*** Data provided Section Begins ***
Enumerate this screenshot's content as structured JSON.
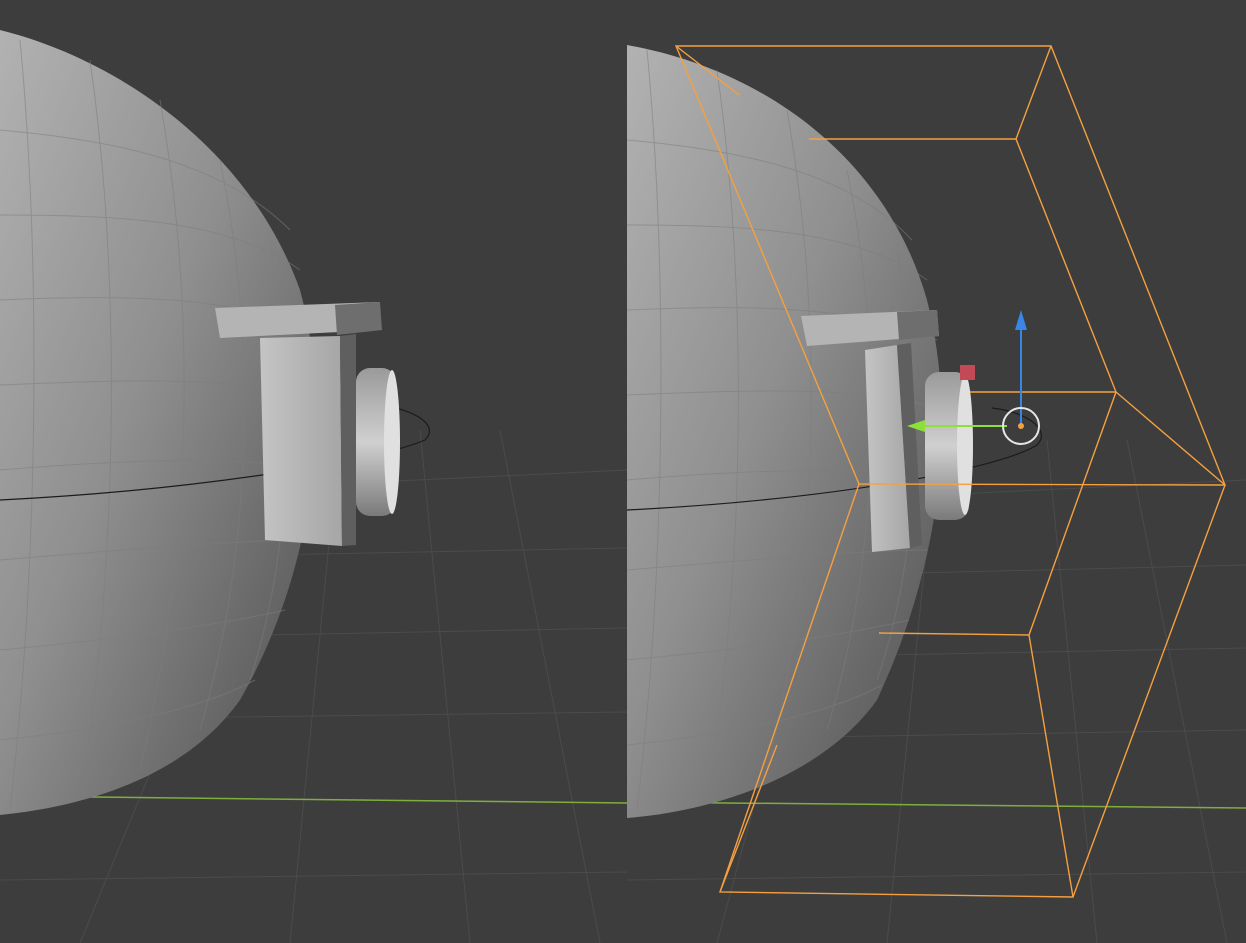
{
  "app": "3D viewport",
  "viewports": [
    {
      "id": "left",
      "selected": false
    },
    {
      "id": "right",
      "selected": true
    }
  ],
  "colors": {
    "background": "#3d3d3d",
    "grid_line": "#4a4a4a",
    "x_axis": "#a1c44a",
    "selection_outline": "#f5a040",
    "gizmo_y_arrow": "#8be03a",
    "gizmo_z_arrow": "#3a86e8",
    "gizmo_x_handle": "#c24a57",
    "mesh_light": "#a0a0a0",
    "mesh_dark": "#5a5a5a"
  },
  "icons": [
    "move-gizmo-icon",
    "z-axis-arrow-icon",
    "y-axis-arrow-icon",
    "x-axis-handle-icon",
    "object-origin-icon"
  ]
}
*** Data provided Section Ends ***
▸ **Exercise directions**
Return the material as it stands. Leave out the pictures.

▸ **Task output**
Enumerate this screenshot's content as structured JSON.
{
  "app": "3D viewport",
  "viewports": [
    {
      "id": "left",
      "selected": false
    },
    {
      "id": "right",
      "selected": true
    }
  ],
  "colors": {
    "background": "#3d3d3d",
    "grid_line": "#4a4a4a",
    "x_axis": "#a1c44a",
    "selection_outline": "#f5a040",
    "gizmo_y_arrow": "#8be03a",
    "gizmo_z_arrow": "#3a86e8",
    "gizmo_x_handle": "#c24a57",
    "mesh_light": "#a0a0a0",
    "mesh_dark": "#5a5a5a"
  },
  "icons": [
    "move-gizmo-icon",
    "z-axis-arrow-icon",
    "y-axis-arrow-icon",
    "x-axis-handle-icon",
    "object-origin-icon"
  ]
}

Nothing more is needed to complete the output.